Most investors prefer active funds as fund managers can customise the investment mix depending on the investors’ goal and risk appetite
For retail investors, mutual funds are one of the most convenient instruments to invest in both equity and debt. The fund manager invests the money in stocks after analysing the fundamentals of the company and the funds are segregated into two types – active and passive funds.
In active funds, which is the most popular one for higher long-term returns, the fund manager manages the fund by by selecting the sectors and companies to invest. He then decides on the proportion of equity and debt depending on the fundamentals of the company. The fund manager looks at various macro economic factors before deciding on the sectors to invest. In active funds, if the fund manager finds that the growth prospects of a sector or a company specifically has diminished, he will remove it from the fund and invest in the one which has higher potential for growth.
On the other hand, in passive funds, the fund manager always follow an index of the stock market and invests accordingly. and don’t require active management. Know as index fund, it tracks the components of a market index, such as the Nifty or the Sensex. Index funds provide broad market exposure, low operating expenses and low portfolio turnover and is meant for those who do not want to track and invest in individual securities and wish to invest in a benchmark.
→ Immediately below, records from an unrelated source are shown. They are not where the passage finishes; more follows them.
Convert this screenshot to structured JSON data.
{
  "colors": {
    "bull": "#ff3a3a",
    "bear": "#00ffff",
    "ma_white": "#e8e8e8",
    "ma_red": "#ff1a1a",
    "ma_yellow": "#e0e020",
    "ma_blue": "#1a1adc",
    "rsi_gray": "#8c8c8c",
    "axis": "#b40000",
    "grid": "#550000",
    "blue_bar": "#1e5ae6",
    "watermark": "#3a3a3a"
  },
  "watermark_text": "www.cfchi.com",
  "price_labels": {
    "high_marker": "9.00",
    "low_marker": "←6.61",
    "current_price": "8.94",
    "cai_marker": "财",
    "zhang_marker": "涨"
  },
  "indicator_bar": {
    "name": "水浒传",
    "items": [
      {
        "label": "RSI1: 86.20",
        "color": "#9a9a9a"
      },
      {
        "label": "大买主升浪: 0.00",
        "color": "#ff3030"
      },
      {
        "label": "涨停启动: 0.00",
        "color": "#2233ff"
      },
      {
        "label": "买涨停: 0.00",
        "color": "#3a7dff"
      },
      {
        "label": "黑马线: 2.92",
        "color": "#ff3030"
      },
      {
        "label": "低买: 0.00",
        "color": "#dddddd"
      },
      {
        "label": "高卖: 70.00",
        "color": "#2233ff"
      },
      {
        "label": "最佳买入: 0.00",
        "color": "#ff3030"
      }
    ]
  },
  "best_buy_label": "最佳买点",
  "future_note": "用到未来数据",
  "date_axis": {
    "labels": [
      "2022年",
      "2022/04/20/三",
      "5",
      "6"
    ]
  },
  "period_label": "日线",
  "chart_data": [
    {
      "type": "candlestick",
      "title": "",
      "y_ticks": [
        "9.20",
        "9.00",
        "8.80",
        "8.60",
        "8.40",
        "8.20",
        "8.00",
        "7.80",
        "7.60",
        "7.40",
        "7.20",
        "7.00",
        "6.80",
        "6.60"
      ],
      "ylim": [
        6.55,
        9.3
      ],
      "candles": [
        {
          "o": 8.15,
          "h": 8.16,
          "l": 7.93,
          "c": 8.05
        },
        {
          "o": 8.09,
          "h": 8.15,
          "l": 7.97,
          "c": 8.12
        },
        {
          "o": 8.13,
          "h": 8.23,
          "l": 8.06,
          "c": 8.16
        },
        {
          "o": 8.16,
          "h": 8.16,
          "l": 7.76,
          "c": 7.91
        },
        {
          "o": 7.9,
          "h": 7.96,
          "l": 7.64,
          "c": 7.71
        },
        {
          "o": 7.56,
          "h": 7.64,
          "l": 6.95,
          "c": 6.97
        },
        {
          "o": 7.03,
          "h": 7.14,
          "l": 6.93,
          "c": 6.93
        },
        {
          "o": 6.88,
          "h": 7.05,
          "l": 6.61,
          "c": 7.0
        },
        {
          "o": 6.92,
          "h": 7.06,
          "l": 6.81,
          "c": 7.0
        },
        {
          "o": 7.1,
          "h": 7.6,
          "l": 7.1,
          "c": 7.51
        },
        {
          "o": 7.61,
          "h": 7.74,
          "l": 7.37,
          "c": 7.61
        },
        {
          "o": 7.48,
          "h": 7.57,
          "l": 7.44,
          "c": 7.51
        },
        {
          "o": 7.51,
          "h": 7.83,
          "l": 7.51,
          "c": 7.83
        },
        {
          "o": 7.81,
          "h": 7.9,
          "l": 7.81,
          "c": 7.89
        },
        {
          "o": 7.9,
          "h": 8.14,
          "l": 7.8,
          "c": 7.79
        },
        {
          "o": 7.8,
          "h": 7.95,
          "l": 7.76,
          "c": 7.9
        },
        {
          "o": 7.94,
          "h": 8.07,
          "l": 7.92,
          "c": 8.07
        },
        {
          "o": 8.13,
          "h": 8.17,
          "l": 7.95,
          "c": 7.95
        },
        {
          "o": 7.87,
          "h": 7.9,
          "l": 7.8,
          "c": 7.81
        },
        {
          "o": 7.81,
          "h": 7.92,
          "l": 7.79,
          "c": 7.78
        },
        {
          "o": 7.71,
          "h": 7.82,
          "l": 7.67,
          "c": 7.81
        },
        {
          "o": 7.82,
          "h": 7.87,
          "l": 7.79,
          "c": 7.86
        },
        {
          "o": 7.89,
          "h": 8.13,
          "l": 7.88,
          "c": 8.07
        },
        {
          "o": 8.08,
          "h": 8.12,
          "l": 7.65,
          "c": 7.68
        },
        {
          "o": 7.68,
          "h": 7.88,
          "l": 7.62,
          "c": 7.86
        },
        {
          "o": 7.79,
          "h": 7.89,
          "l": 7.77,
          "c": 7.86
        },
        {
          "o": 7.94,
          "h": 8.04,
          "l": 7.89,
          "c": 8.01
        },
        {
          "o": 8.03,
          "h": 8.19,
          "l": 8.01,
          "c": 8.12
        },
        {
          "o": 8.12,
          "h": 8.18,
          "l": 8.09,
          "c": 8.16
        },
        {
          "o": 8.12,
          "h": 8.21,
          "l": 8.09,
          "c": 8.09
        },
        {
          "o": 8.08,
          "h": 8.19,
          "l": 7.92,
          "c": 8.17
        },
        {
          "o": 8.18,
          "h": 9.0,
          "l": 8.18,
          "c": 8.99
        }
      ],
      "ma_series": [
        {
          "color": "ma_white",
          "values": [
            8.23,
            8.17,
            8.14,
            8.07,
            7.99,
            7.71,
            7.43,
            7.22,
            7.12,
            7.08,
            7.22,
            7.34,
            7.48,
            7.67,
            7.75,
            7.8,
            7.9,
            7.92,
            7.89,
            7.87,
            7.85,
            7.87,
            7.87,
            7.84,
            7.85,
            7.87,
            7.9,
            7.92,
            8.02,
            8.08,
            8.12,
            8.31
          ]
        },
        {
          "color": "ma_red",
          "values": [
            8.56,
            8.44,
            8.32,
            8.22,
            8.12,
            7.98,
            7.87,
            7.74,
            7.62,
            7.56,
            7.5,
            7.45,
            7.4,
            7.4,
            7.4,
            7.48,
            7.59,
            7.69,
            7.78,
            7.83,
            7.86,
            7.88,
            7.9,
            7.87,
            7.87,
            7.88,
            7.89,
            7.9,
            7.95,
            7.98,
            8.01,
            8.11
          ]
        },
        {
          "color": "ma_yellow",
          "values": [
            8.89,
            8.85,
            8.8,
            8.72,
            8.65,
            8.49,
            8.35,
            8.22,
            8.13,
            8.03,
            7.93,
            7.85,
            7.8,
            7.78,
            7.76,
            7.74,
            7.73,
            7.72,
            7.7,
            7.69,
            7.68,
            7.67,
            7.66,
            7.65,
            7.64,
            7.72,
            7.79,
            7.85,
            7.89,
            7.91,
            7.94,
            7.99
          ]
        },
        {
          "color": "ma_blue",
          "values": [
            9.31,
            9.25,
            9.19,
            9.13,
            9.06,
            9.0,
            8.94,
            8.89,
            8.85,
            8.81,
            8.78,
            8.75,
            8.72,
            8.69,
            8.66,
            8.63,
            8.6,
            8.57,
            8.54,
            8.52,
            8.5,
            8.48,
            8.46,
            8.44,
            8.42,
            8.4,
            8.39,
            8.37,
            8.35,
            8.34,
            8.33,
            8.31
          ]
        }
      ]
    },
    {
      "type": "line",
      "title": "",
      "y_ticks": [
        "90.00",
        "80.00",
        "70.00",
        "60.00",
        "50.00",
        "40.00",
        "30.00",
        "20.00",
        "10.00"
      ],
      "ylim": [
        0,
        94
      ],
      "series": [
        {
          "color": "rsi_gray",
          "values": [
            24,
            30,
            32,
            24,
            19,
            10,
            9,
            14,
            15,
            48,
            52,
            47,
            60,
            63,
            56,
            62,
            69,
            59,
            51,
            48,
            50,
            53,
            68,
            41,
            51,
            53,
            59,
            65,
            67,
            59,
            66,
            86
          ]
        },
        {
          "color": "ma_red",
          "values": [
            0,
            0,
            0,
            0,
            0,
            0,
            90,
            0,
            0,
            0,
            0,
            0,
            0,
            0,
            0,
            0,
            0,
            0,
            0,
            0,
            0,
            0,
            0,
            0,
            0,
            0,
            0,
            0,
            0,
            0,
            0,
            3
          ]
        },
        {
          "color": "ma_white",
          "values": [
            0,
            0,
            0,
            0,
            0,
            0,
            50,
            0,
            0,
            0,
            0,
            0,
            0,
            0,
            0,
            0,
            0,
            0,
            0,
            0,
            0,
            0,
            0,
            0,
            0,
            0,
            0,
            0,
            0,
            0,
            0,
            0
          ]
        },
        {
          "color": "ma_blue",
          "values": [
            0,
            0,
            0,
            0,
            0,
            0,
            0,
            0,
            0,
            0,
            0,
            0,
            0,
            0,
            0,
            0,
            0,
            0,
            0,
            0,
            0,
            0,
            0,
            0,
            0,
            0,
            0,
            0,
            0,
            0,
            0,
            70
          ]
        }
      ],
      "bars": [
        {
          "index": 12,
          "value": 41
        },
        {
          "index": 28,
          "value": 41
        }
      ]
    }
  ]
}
The investment objective of index a fund is to get returns in line with the targeted benchmarked index. These funds carry the same risk associated with any other mutual fund and the movement in the indices will be reflected in fund’s NAV. For instance, an index fund that tracks the BSE Sensex comprising stocks of 30 blue-chip firms, will gain when the Sensex goes up and will lose when the benchmark falls. The biggest advantage of passive funds is the low expense ratio, which can be around 0.5-%.
However, the returns generated by index funds most often do not match the index returns because of the tracking error. The lower the tracking error, the closer will be the returns to the benchmark. Moreover, index funds always set aside a certain percentage in cash to ensure that in case of redemption from investors, there is sufficient liquidity.
One of the biggest disadvantages of passive funds is that even if any included company is not giving good returns for a long period, the fund manager’s hands are tied as the company is part of the index. The fund will have no option but to retain the company in its portfolio, which will affect the returns for investors.
Apart from tracking error, changes in index constituents and corporate action like declaration of dividend and bonus, will also make the fund realign to the indices. Actively managed large-cap funds, which typically invest in top-100 or top-200 companies, have outperformed the Sensex and the Nifty in the long run.
Most investors prefer active funds as fund managers can customise the investment mix depending on the investors goal and risk appetite. For instance, if the fund manager thinks that the RBI may cut interest rates for a few quarters, then the fund house would launch bond funds to take advantage of the drop in rates. However, active funds have have higher expense ratio of 1.5-2.5%, which may lower the net returns of the investor. Analysts say returns over the last two decades show that actively managed funds have given higher returns than index funds.